Only an exact copy of the listing below will do.

▸ Records for processing:
-=-=-
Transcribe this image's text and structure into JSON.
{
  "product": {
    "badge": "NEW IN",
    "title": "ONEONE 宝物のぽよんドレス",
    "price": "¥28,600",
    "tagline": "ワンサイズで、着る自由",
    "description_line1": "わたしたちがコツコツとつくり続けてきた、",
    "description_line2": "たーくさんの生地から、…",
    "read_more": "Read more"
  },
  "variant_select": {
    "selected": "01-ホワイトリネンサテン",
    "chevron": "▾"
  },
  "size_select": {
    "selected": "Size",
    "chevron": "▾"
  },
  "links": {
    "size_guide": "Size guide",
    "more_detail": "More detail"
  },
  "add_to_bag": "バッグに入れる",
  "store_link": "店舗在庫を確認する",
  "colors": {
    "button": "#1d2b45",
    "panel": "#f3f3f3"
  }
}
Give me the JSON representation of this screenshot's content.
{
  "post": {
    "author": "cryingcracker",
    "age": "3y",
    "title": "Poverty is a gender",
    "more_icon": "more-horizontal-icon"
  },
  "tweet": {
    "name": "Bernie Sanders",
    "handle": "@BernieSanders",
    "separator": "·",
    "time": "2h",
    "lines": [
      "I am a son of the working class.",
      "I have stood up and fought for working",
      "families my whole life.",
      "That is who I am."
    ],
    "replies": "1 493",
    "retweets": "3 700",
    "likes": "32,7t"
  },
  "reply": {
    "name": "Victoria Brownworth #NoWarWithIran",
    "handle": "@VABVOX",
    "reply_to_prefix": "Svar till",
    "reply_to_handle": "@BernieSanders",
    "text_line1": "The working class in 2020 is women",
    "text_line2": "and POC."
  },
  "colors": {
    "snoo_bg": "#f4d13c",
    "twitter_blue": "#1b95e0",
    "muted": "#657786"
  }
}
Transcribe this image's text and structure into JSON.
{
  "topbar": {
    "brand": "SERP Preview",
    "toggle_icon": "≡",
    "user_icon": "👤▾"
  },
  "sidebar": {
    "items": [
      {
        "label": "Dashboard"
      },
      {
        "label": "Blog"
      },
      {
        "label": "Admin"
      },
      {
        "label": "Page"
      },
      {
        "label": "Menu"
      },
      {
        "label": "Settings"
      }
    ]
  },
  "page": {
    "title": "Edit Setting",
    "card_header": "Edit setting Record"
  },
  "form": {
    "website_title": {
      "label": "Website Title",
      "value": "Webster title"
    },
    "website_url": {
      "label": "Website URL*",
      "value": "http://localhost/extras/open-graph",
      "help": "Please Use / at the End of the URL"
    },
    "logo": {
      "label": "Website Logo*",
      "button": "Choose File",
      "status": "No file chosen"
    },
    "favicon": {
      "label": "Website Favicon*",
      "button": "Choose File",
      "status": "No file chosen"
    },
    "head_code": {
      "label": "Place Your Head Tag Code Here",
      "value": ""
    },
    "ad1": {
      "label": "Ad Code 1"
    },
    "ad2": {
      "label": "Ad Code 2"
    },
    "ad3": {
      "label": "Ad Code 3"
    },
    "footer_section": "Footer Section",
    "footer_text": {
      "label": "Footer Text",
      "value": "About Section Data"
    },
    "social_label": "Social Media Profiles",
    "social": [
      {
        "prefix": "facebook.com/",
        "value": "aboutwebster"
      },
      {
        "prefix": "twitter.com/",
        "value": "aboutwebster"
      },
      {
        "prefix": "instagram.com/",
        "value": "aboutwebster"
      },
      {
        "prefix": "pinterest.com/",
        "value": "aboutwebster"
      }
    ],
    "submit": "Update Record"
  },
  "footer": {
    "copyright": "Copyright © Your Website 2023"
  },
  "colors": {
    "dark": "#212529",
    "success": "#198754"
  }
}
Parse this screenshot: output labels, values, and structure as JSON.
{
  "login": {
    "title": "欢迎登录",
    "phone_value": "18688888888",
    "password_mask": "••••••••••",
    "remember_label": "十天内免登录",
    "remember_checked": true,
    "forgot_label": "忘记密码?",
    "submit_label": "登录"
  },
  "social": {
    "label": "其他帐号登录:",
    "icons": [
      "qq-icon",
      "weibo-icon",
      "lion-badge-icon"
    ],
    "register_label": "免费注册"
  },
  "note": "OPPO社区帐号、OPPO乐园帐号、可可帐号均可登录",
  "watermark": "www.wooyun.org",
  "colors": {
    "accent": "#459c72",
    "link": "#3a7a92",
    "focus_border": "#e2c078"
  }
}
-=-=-
▸ Response:
Transcribe this image's text and structure into JSON.
{
  "product": {
    "badge": "NEW IN",
    "title": "ONEONE 宝物のぽよんドレス",
    "price": "¥28,600",
    "tagline": "ワンサイズで、着る自由",
    "description_line1": "わたしたちがコツコツとつくり続けてきた、",
    "description_line2": "たーくさんの生地から、…",
    "read_more": "Read more"
  },
  "variant_select": {
    "selected": "01-ホワイトリネンサテン",
    "chevron": "▾"
  },
  "size_select": {
    "selected": "Size",
    "chevron": "▾"
  },
  "links": {
    "size_guide": "Size guide",
    "more_detail": "More detail"
  },
  "add_to_bag": "バッグに入れる",
  "store_link": "店舗在庫を確認する",
  "colors": {
    "button": "#1d2b45",
    "panel": "#f3f3f3"
  }
}
Give me the JSON representation of this screenshot's content.
{
  "post": {
    "author": "cryingcracker",
    "age": "3y",
    "title": "Poverty is a gender",
    "more_icon": "more-horizontal-icon"
  },
  "tweet": {
    "name": "Bernie Sanders",
    "handle": "@BernieSanders",
    "separator": "·",
    "time": "2h",
    "lines": [
      "I am a son of the working class.",
      "I have stood up and fought for working",
      "families my whole life.",
      "That is who I am."
    ],
    "replies": "1 493",
    "retweets": "3 700",
    "likes": "32,7t"
  },
  "reply": {
    "name": "Victoria Brownworth #NoWarWithIran",
    "handle": "@VABVOX",
    "reply_to_prefix": "Svar till",
    "reply_to_handle": "@BernieSanders",
    "text_line1": "The working class in 2020 is women",
    "text_line2": "and POC."
  },
  "colors": {
    "snoo_bg": "#f4d13c",
    "twitter_blue": "#1b95e0",
    "muted": "#657786"
  }
}
Transcribe this image's text and structure into JSON.
{
  "topbar": {
    "brand": "SERP Preview",
    "toggle_icon": "≡",
    "user_icon": "👤▾"
  },
  "sidebar": {
    "items": [
      {
        "label": "Dashboard"
      },
      {
        "label": "Blog"
      },
      {
        "label": "Admin"
      },
      {
        "label": "Page"
      },
      {
        "label": "Menu"
      },
      {
        "label": "Settings"
      }
    ]
  },
  "page": {
    "title": "Edit Setting",
    "card_header": "Edit setting Record"
  },
  "form": {
    "website_title": {
      "label": "Website Title",
      "value": "Webster title"
    },
    "website_url": {
      "label": "Website URL*",
      "value": "http://localhost/extras/open-graph",
      "help": "Please Use / at the End of the URL"
    },
    "logo": {
      "label": "Website Logo*",
      "button": "Choose File",
      "status": "No file chosen"
    },
    "favicon": {
      "label": "Website Favicon*",
      "button": "Choose File",
      "status": "No file chosen"
    },
    "head_code": {
      "label": "Place Your Head Tag Code Here",
      "value": ""
    },
    "ad1": {
      "label": "Ad Code 1"
    },
    "ad2": {
      "label": "Ad Code 2"
    },
    "ad3": {
      "label": "Ad Code 3"
    },
    "footer_section": "Footer Section",
    "footer_text": {
      "label": "Footer Text",
      "value": "About Section Data"
    },
    "social_label": "Social Media Profiles",
    "social": [
      {
        "prefix": "facebook.com/",
        "value": "aboutwebster"
      },
      {
        "prefix": "twitter.com/",
        "value": "aboutwebster"
      },
      {
        "prefix": "instagram.com/",
        "value": "aboutwebster"
      },
      {
        "prefix": "pinterest.com/",
        "value": "aboutwebster"
      }
    ],
    "submit": "Update Record"
  },
  "footer": {
    "copyright": "Copyright © Your Website 2023"
  },
  "colors": {
    "dark": "#212529",
    "success": "#198754"
  }
}
Parse this screenshot: output labels, values, and structure as JSON.
{
  "login": {
    "title": "欢迎登录",
    "phone_value": "18688888888",
    "password_mask": "••••••••••",
    "remember_label": "十天内免登录",
    "remember_checked": true,
    "forgot_label": "忘记密码?",
    "submit_label": "登录"
  },
  "social": {
    "label": "其他帐号登录:",
    "icons": [
      "qq-icon",
      "weibo-icon",
      "lion-badge-icon"
    ],
    "register_label": "免费注册"
  },
  "note": "OPPO社区帐号、OPPO乐园帐号、可可帐号均可登录",
  "watermark": "www.wooyun.org",
  "colors": {
    "accent": "#459c72",
    "link": "#3a7a92",
    "focus_border": "#e2c078"
  }
}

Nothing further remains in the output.